• ACTION ITEM: Pictures don't belong in the copy; print all the records exactly.

Stored records:
- Opening Delimiter -
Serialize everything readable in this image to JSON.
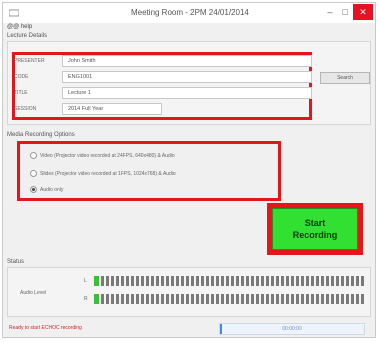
{
  "window": {
    "title": "Meeting Room - 2PM 24/01/2014",
    "min": "–",
    "max": "□",
    "close": "✕"
  },
  "menu": {
    "items": [
      "@@ help"
    ]
  },
  "lecture": {
    "section_label": "Lecture Details",
    "fields": [
      {
        "label": "PRESENTER",
        "value": "John Smith"
      },
      {
        "label": "CODE",
        "value": "ENG1001"
      },
      {
        "label": "TITLE",
        "value": "Lecture 1"
      },
      {
        "label": "SESSION",
        "value": "2014 Full Year"
      }
    ],
    "search_label": "Search"
  },
  "media": {
    "section_label": "Media Recording Options",
    "options": [
      {
        "label": "Video (Projector video recorded at 24FPS, 640x480) & Audio",
        "selected": false
      },
      {
        "label": "Slides (Projector video recorded at 1FPS, 1024x768) & Audio",
        "selected": false
      },
      {
        "label": "Audio only",
        "selected": true
      }
    ]
  },
  "start_button": {
    "line1": "Start",
    "line2": "Recording"
  },
  "status": {
    "section_label": "Status",
    "audio_level_label": "Audio Level",
    "channels": [
      "L",
      "R"
    ]
  },
  "statusbar": {
    "message": "Ready to start ECHOC recording",
    "progress_text": "00:00:00",
    "progress_fraction": 0.01
  },
  "colors": {
    "highlight": "#e8141b",
    "start_green": "#32e032",
    "status_text": "#d0261e",
    "meter_green": "#3bbf3b"
  }
}
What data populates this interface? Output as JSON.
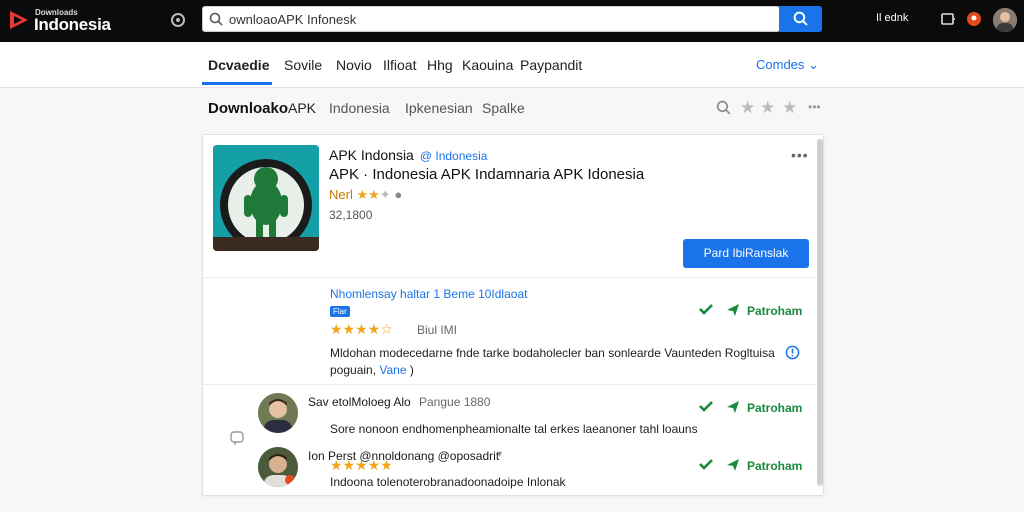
{
  "header": {
    "logo_small": "Downloads",
    "logo_big": "Indonesia",
    "search_value": "ownloaoAPK  Infonesk",
    "right_label": "Il ednk"
  },
  "tabs": [
    {
      "label": "Dcvaedie"
    },
    {
      "label": "Sovile"
    },
    {
      "label": "Novio"
    },
    {
      "label": "Ilfioat"
    },
    {
      "label": "Hhg"
    },
    {
      "label": "Kaouina"
    },
    {
      "label": "Paypandit"
    }
  ],
  "tab_more": "Comdes",
  "breadcrumb": [
    {
      "label": "Downloako"
    },
    {
      "label": "APK"
    },
    {
      "label": "Indonesia"
    },
    {
      "label": "Ipkenesian"
    },
    {
      "label": "Spalke"
    }
  ],
  "app": {
    "title": "APK Indonsia",
    "developer": "@ Indonesia",
    "subtitle": "APK · Indonesia APK Indamnaria APK Idonesia",
    "rating_label": "Nerl",
    "rating": 2.5,
    "count": "32,1800",
    "install_label": "Pard IbiRanslak"
  },
  "reviews": [
    {
      "title": "Nhomlensay haltar 1 Beme 10Idlaoat",
      "badge": "Flar",
      "stars": "★★★★☆",
      "rating": 4.5,
      "meta": "Biul IMI",
      "body": "Mldohan modecedarne fnde tarke bodaholecler ban sonlearde Vaunteden Rogltuisa",
      "body2": "poguain, ",
      "link": "Vane",
      "link_after": " )",
      "action": "Patroham"
    },
    {
      "author": "Sav etolMoloeg Alo",
      "meta": "Pangue 1880",
      "body": "Sore nonoon endhomenpheamionalte tal erkes laeanoner tahl loauns",
      "action": "Patroham"
    },
    {
      "author": "Ion Perst @nnoldonang @oposadrit",
      "stars": "★★★★★",
      "rating": 5,
      "body": "Indoona tolenoterobranadoonadoipe Inlonak",
      "action": "Patroham"
    }
  ],
  "colors": {
    "accent": "#1a73e8",
    "topbar": "#0b0b0b",
    "action_green": "#1a8a3c",
    "star": "#f1a51b"
  }
}
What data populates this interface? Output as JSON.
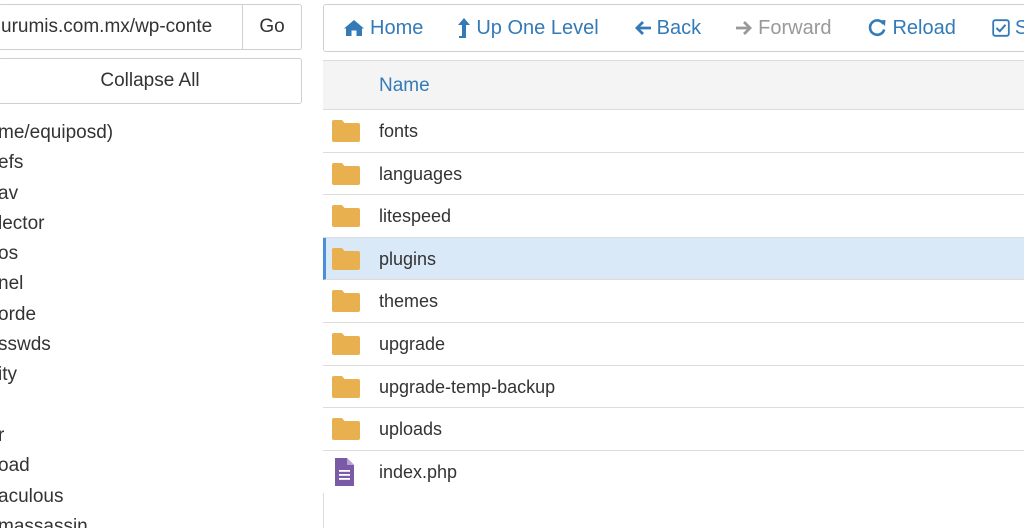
{
  "location": {
    "path_value": "urumis.com.mx/wp-conte",
    "go_label": "Go"
  },
  "tree": {
    "collapse_label": "Collapse All",
    "items": [
      "me/equiposd)",
      "efs",
      "av",
      "lector",
      "os",
      "nel",
      "orde",
      "sswds",
      "ity",
      "",
      "r",
      "oad",
      "aculous",
      "massassin"
    ]
  },
  "toolbar": {
    "home": "Home",
    "up": "Up One Level",
    "back": "Back",
    "forward": "Forward",
    "reload": "Reload",
    "select": "Se"
  },
  "table": {
    "header_name": "Name",
    "rows": [
      {
        "name": "fonts",
        "type": "folder"
      },
      {
        "name": "languages",
        "type": "folder"
      },
      {
        "name": "litespeed",
        "type": "folder"
      },
      {
        "name": "plugins",
        "type": "folder",
        "selected": true
      },
      {
        "name": "themes",
        "type": "folder"
      },
      {
        "name": "upgrade",
        "type": "folder"
      },
      {
        "name": "upgrade-temp-backup",
        "type": "folder"
      },
      {
        "name": "uploads",
        "type": "folder"
      },
      {
        "name": "index.php",
        "type": "php-file"
      }
    ]
  },
  "colors": {
    "link_blue": "#337ab7",
    "folder_orange": "#e8b04f",
    "file_purple": "#7a5aa6",
    "selected_bg": "#d9e9f7"
  }
}
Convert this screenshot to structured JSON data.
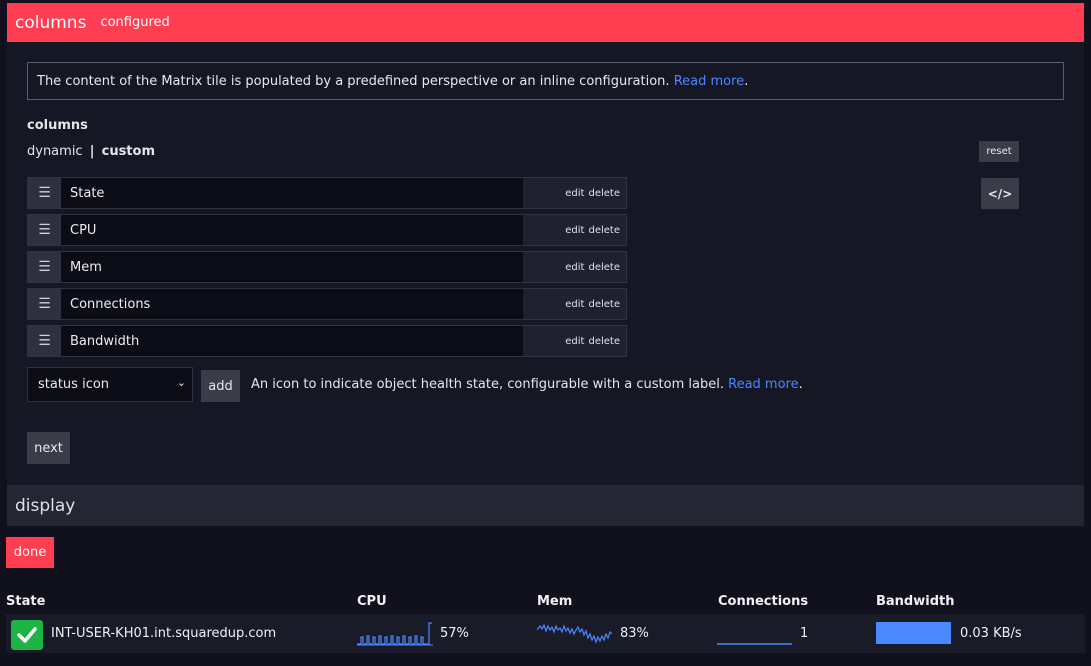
{
  "columns_section": {
    "title": "columns",
    "status": "configured"
  },
  "info": {
    "text": "The content of the Matrix tile is populated by a predefined perspective or an inline configuration.",
    "link": "Read more",
    "suffix": "."
  },
  "columns_label": "columns",
  "mode": {
    "dynamic": "dynamic",
    "separator": "|",
    "custom": "custom"
  },
  "reset_label": "reset",
  "code_label": "</>",
  "column_rows": [
    {
      "name": "State",
      "edit": "edit",
      "delete": "delete"
    },
    {
      "name": "CPU",
      "edit": "edit",
      "delete": "delete"
    },
    {
      "name": "Mem",
      "edit": "edit",
      "delete": "delete"
    },
    {
      "name": "Connections",
      "edit": "edit",
      "delete": "delete"
    },
    {
      "name": "Bandwidth",
      "edit": "edit",
      "delete": "delete"
    }
  ],
  "add_row": {
    "selected": "status icon",
    "add_label": "add",
    "description": "An icon to indicate object health state, configurable with a custom label.",
    "link": "Read more",
    "suffix": "."
  },
  "next_label": "next",
  "display_section": {
    "title": "display"
  },
  "done_label": "done",
  "matrix": {
    "headers": [
      "State",
      "CPU",
      "Mem",
      "Connections",
      "Bandwidth"
    ],
    "row": {
      "state": "healthy",
      "host": "INT-USER-KH01.int.squaredup.com",
      "cpu": "57%",
      "mem": "83%",
      "connections": "1",
      "bandwidth": "0.03 KB/s"
    }
  },
  "colors": {
    "accent": "#ff3e52",
    "link": "#4d86ff",
    "ok": "#1db446",
    "spark": "#4b87ff"
  },
  "icons": {
    "handle": "drag-handle-icon",
    "chevron": "chevron-down-icon",
    "check": "check-icon"
  }
}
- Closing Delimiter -
• WORKED SOLUTION:
Serialize everything readable in this image to JSON.
{
  "window": {
    "title": "Meeting Room - 2PM 24/01/2014",
    "min": "–",
    "max": "□",
    "close": "✕"
  },
  "menu": {
    "items": [
      "@@ help"
    ]
  },
  "lecture": {
    "section_label": "Lecture Details",
    "fields": [
      {
        "label": "PRESENTER",
        "value": "John Smith"
      },
      {
        "label": "CODE",
        "value": "ENG1001"
      },
      {
        "label": "TITLE",
        "value": "Lecture 1"
      },
      {
        "label": "SESSION",
        "value": "2014 Full Year"
      }
    ],
    "search_label": "Search"
  },
  "media": {
    "section_label": "Media Recording Options",
    "options": [
      {
        "label": "Video (Projector video recorded at 24FPS, 640x480) & Audio",
        "selected": false
      },
      {
        "label": "Slides (Projector video recorded at 1FPS, 1024x768) & Audio",
        "selected": false
      },
      {
        "label": "Audio only",
        "selected": true
      }
    ]
  },
  "start_button": {
    "line1": "Start",
    "line2": "Recording"
  },
  "status": {
    "section_label": "Status",
    "audio_level_label": "Audio Level",
    "channels": [
      "L",
      "R"
    ]
  },
  "statusbar": {
    "message": "Ready to start ECHOC recording",
    "progress_text": "00:00:00",
    "progress_fraction": 0.01
  },
  "colors": {
    "highlight": "#e8141b",
    "start_green": "#32e032",
    "status_text": "#d0261e",
    "meter_green": "#3bbf3b"
  }
}
What data populates this interface? Output as JSON.
{
  "header": {
    "logo_small": "Downloads",
    "logo_big": "Indonesia",
    "search_value": "ownloaoAPK  Infonesk",
    "right_label": "Il ednk"
  },
  "tabs": [
    {
      "label": "Dcvaedie"
    },
    {
      "label": "Sovile"
    },
    {
      "label": "Novio"
    },
    {
      "label": "Ilfioat"
    },
    {
      "label": "Hhg"
    },
    {
      "label": "Kaouina"
    },
    {
      "label": "Paypandit"
    }
  ],
  "tab_more": "Comdes",
  "breadcrumb": [
    {
      "label": "Downloako"
    },
    {
      "label": "APK"
    },
    {
      "label": "Indonesia"
    },
    {
      "label": "Ipkenesian"
    },
    {
      "label": "Spalke"
    }
  ],
  "app": {
    "title": "APK Indonsia",
    "developer": "@ Indonesia",
    "subtitle": "APK · Indonesia APK Indamnaria APK Idonesia",
    "rating_label": "Nerl",
    "rating": 2.5,
    "count": "32,1800",
    "install_label": "Pard IbiRanslak"
  },
  "reviews": [
    {
      "title": "Nhomlensay haltar 1 Beme 10Idlaoat",
      "badge": "Flar",
      "stars": "★★★★☆",
      "rating": 4.5,
      "meta": "Biul IMI",
      "body": "Mldohan modecedarne fnde tarke bodaholecler ban sonlearde Vaunteden Rogltuisa",
      "body2": "poguain, ",
      "link": "Vane",
      "link_after": " )",
      "action": "Patroham"
    },
    {
      "author": "Sav etolMoloeg Alo",
      "meta": "Pangue 1880",
      "body": "Sore nonoon endhomenpheamionalte tal erkes laeanoner tahl loauns",
      "action": "Patroham"
    },
    {
      "author": "Ion Perst @nnoldonang @oposadrit",
      "stars": "★★★★★",
      "rating": 5,
      "body": "Indoona tolenoterobranadoonadoipe Inlonak",
      "action": "Patroham"
    }
  ],
  "colors": {
    "accent": "#1a73e8",
    "topbar": "#0b0b0b",
    "action_green": "#1a8a3c",
    "star": "#f1a51b"
  }
}
What data populates this interface? Output as JSON.
{
  "location": {
    "path_value": "urumis.com.mx/wp-conte",
    "go_label": "Go"
  },
  "tree": {
    "collapse_label": "Collapse All",
    "items": [
      "me/equiposd)",
      "efs",
      "av",
      "lector",
      "os",
      "nel",
      "orde",
      "sswds",
      "ity",
      "",
      "r",
      "oad",
      "aculous",
      "massassin"
    ]
  },
  "toolbar": {
    "home": "Home",
    "up": "Up One Level",
    "back": "Back",
    "forward": "Forward",
    "reload": "Reload",
    "select": "Se"
  },
  "table": {
    "header_name": "Name",
    "rows": [
      {
        "name": "fonts",
        "type": "folder"
      },
      {
        "name": "languages",
        "type": "folder"
      },
      {
        "name": "litespeed",
        "type": "folder"
      },
      {
        "name": "plugins",
        "type": "folder",
        "selected": true
      },
      {
        "name": "themes",
        "type": "folder"
      },
      {
        "name": "upgrade",
        "type": "folder"
      },
      {
        "name": "upgrade-temp-backup",
        "type": "folder"
      },
      {
        "name": "uploads",
        "type": "folder"
      },
      {
        "name": "index.php",
        "type": "php-file"
      }
    ]
  },
  "colors": {
    "link_blue": "#337ab7",
    "folder_orange": "#e8b04f",
    "file_purple": "#7a5aa6",
    "selected_bg": "#d9e9f7"
  }
}
Convert this screenshot to structured JSON data.
{
  "columns_section": {
    "title": "columns",
    "status": "configured"
  },
  "info": {
    "text": "The content of the Matrix tile is populated by a predefined perspective or an inline configuration.",
    "link": "Read more",
    "suffix": "."
  },
  "columns_label": "columns",
  "mode": {
    "dynamic": "dynamic",
    "separator": "|",
    "custom": "custom"
  },
  "reset_label": "reset",
  "code_label": "</>",
  "column_rows": [
    {
      "name": "State",
      "edit": "edit",
      "delete": "delete"
    },
    {
      "name": "CPU",
      "edit": "edit",
      "delete": "delete"
    },
    {
      "name": "Mem",
      "edit": "edit",
      "delete": "delete"
    },
    {
      "name": "Connections",
      "edit": "edit",
      "delete": "delete"
    },
    {
      "name": "Bandwidth",
      "edit": "edit",
      "delete": "delete"
    }
  ],
  "add_row": {
    "selected": "status icon",
    "add_label": "add",
    "description": "An icon to indicate object health state, configurable with a custom label.",
    "link": "Read more",
    "suffix": "."
  },
  "next_label": "next",
  "display_section": {
    "title": "display"
  },
  "done_label": "done",
  "matrix": {
    "headers": [
      "State",
      "CPU",
      "Mem",
      "Connections",
      "Bandwidth"
    ],
    "row": {
      "state": "healthy",
      "host": "INT-USER-KH01.int.squaredup.com",
      "cpu": "57%",
      "mem": "83%",
      "connections": "1",
      "bandwidth": "0.03 KB/s"
    }
  },
  "colors": {
    "accent": "#ff3e52",
    "link": "#4d86ff",
    "ok": "#1db446",
    "spark": "#4b87ff"
  },
  "icons": {
    "handle": "drag-handle-icon",
    "chevron": "chevron-down-icon",
    "check": "check-icon"
  }
}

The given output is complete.